3 December 2008
“Yes, but how do you feel?” Wellbeing for the 21st century
Professor Nick Tyler (UCL Civil & Environmental Engineering)
Wellbeing is a term used in the late twentieth century to denote a sense of a person’s general good feeling about their existence. This is more than just their health or their economic circumstances – although both are involved – and includes their happiness, contentment with their lot, sense that they can achieve as much or as little as they wish and much more. However, it is also a kind of chimera, who defines “well” and what are their terms of reference? And isn’t there a sense of paternalism about it – wellbeing in ‘my’ terms rather than ‘yours’ – that makes it difficult to see it as a term that could work across cultures, ages, places or times?

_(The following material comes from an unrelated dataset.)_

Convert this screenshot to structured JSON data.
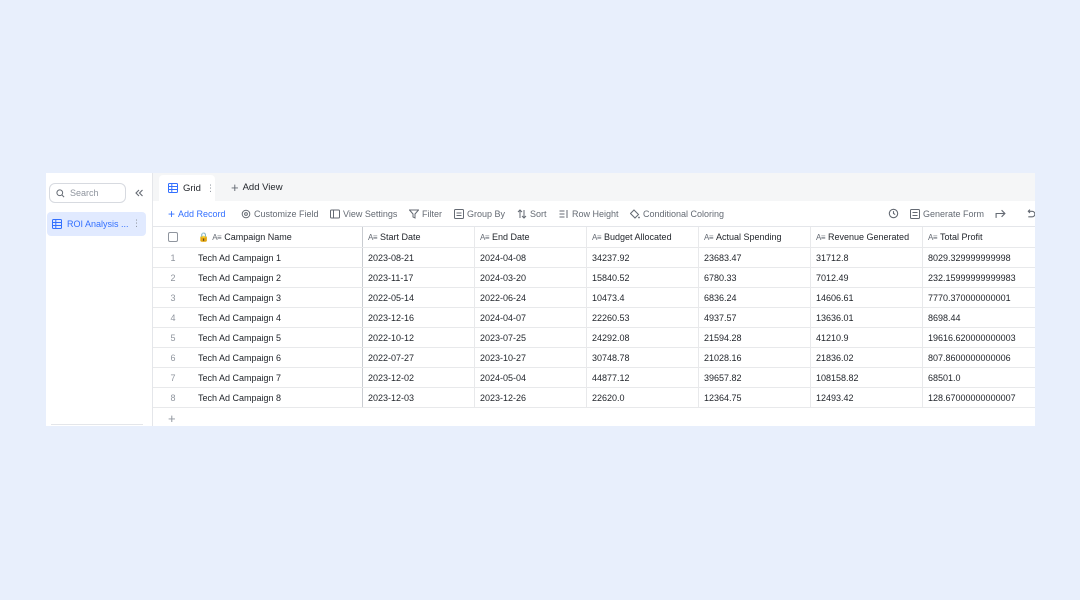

This lecture sets out to match an engineering revolution, which started quite close to UCL 200 years ago, with the consequent questions about contentment and wellbeing. This revolution started when Richard Trevithick showed that it was possible to transform motion from the limits afforded by muscle power to the opportunities presented by mechanical power, by showing that a steam locomotive could pull a wagon full of people around a circular track. Although it took another 20 years for the first passenger-carrying railway to emerge, Trevithick unwittingly sparked a change in perceptions about time and space.
How does the way we perceive the space around us affect our ability to take advantage of the opportunity to exercise our sense of wellbeing – whether that involves travelling or staying where we are? How does that perception affect the way we design the environment around us? How can we define environmental objectives which could help to maintain the good side of wellbeing while avoiding the paternalism so that we can inspire a truly intercultural approach to feeling better about the world?
Page last modified on 03 dec 08 13:08